Browse CME for all U.S. States
Accreditation Information
The American Medical Association is accredited by the Accreditation Council for Continuing Medical Education to provide continuing medical education for physicians. The AMA designates this journal-based CME activity for a maximum of 1 AMA PRA Category 1 CreditTM per course. Physicians should claim only the credit commensurate with the extent of their participation in the activity. Physicians who complete the CME course and score at least 80% correct on the quiz are eligible for AMA PRA Category 1 CreditTM.
Note: You must get at least of the answers correct to pass this quiz.
Please click the checkbox indicating that you have read the full article in order to submit your answers.
Your answers have been saved for later.
You have not filled in all the answers to complete this quiz
The following questions were not answered:
Sorry, you have unsuccessfully completed this CME quiz with a score of
The following questions were not answered correctly:
Commitment to Change (optional):
Indicate what change(s) you will implement in your practice, if any, based on this CME course.
Your quiz results:
The filled radio buttons indicate your responses. The preferred responses are highlighted
For CME Course: A Proposed Model for Initial Assessment and Management of Acute Heart Failure Syndromes
Indicate what changes(s) you will implement in your practice, if any, based on this CME course.

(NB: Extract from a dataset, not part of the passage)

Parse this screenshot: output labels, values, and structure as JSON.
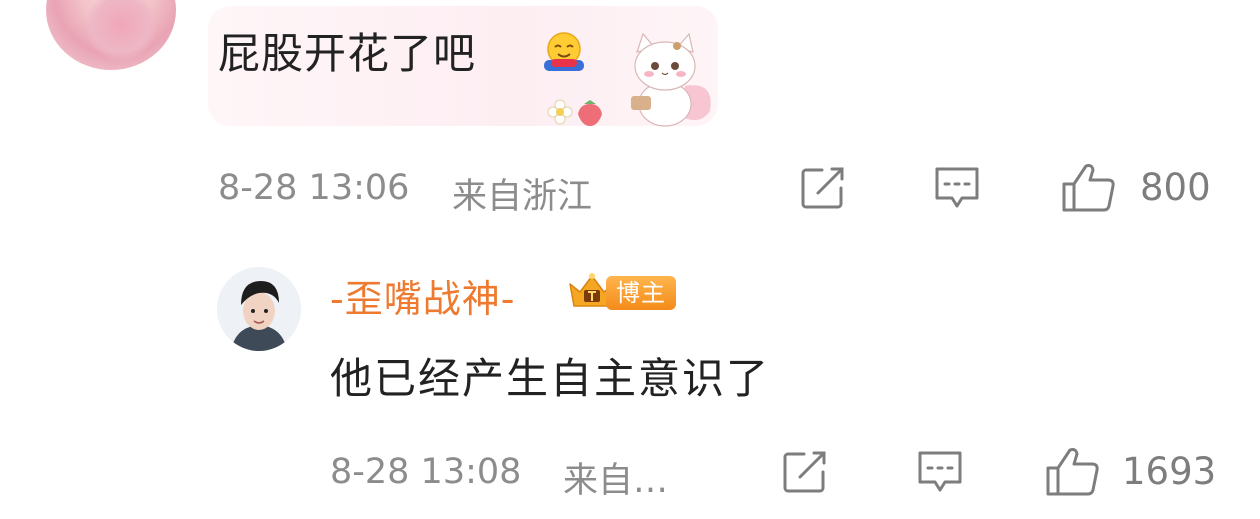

Some tools below are only available to our subscribers or users with an online account.

1 Citations

Sign in

Purchase Options

• Buy this article
• Subscribe to the journal
• Rent this article ?

Related Content

Customize your page view by dragging & repositioning the boxes below.

See Also...
Articles Related By Topic
Related Collections